AIM: What do you suggest to new graduates aspiring to get into analytics space?
CM: Analytics is becoming main stream. Due to data explosion they need to learn to leverage this data as an asset to counter competition. The demand for talent that can help organizations to make the most of their data is growing. There are a lot of opportunities to exploit. While knowledge of statistical analytics will come through education, it is important to fortify that with domain knowledge.
AIM: How do you see Analytics evolving today in the industry as a whole? What are the most important contemporary trends that you see emerging in the Analytics space across the globe?
CM: A lot is happening around Consumer Analytics. Aided by Big Data solutions it has become essential to capture as much information about consumers and their digital footprint as possible. Every click, every search, every purchase, online behavior, in-store behavior, tastes, and choices are monitored to create a digital persona of as many customers as possible. This is not new in analytics capability, what is emerging is the use of Big Data solutions that now allows vast volumes of information, variation in data captured and processed at an unprecedented speed. This change is profound in its effect. Businesses are spending more to become truly customer centric. The concept of Digital Enterprise brings together the power of Cloud, Big Data, Analytics, and Social Media to help organizations reach that goal. Analytics plays a key role in the transforming any business to a Digital Enterprise.
On the technology radar we have in-memory analytics, real-time analytics, and visualization that are evolving and soon becoming powerful value adds for any analytical tool. In the future I see enterprises armed with real-time analytics making use of every data element coming from industrial sensors, to CRM systems, to online stores, to vehicles, clickstreams, and so on. This will trigger events that are processed by smarter business processes, driven by use of Business Process Management (BPM), Business Rules Management Systems (BRMS), and Business Events Management technologies. For that matter the lines between operations and analytics will blur. Thereby transforming to a highly adaptive enterprise.
Speed at which analytics is available will continue to accelerate. Newer technologies and database architectures support this. Platforms such as Vertica that are built to enable high-speed analytics and new generation columnar databases such as Cassandra, Infobright, and Paraccel make analytics superfast. These are very effective in fields such as clinical healthcare, pricing, and fraud detection.
Getting GenY on board is important, as the line between internet and social media is soon blurring making the two synonymous. As, enterprises would want to engage with their young customers, their spend on social media analytics is bound to increase. This generation will be more likely to buy, influence buying, or switch decisions, based on what happens on the social media.

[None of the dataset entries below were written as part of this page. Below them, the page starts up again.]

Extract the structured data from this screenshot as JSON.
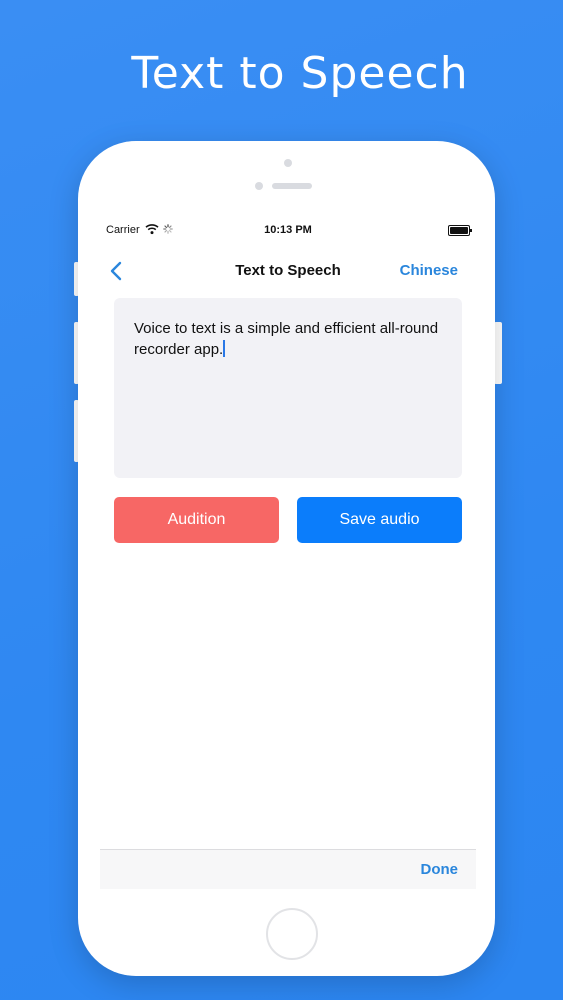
{
  "hero": {
    "title": "Text to Speech"
  },
  "status_bar": {
    "carrier": "Carrier",
    "time": "10:13 PM"
  },
  "nav": {
    "title": "Text to Speech",
    "language_button": "Chinese"
  },
  "editor": {
    "text": "Voice to text is a simple and efficient all-round recorder app."
  },
  "buttons": {
    "audition": "Audition",
    "save_audio": "Save audio"
  },
  "toolbar": {
    "done": "Done"
  },
  "colors": {
    "background": "#3a8ef3",
    "accent_blue": "#0b7dfb",
    "audition_red": "#f76765",
    "link_blue": "#2a86dc"
  },
  "icons": [
    "back-chevron-icon",
    "wifi-icon",
    "activity-spinner-icon",
    "battery-icon"
  ]
}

Getting to know trends on the social media, understanding market sentiment about a business’s products and services, and even feedback that goes into making better products will all be driven by analytics.